| DESCRIPTION OF THE TASK |
An exact copy of all the data is the required output.

Dataset rows for apps and sites:
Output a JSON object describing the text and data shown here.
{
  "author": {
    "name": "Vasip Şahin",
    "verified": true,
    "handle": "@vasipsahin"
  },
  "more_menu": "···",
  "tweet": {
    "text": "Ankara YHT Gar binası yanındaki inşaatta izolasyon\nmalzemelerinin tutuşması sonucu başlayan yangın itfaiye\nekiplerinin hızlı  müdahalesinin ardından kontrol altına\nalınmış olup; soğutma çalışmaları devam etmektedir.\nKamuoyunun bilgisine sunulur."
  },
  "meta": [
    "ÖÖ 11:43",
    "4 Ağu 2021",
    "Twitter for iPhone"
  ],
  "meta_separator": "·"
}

| EXERCISE OUTPUT |
Output a JSON object describing the text and data shown here.
{
  "author": {
    "name": "Vasip Şahin",
    "verified": true,
    "handle": "@vasipsahin"
  },
  "more_menu": "···",
  "tweet": {
    "text": "Ankara YHT Gar binası yanındaki inşaatta izolasyon\nmalzemelerinin tutuşması sonucu başlayan yangın itfaiye\nekiplerinin hızlı  müdahalesinin ardından kontrol altına\nalınmış olup; soğutma çalışmaları devam etmektedir.\nKamuoyunun bilgisine sunulur."
  },
  "meta": [
    "ÖÖ 11:43",
    "4 Ağu 2021",
    "Twitter for iPhone"
  ],
  "meta_separator": "·"
}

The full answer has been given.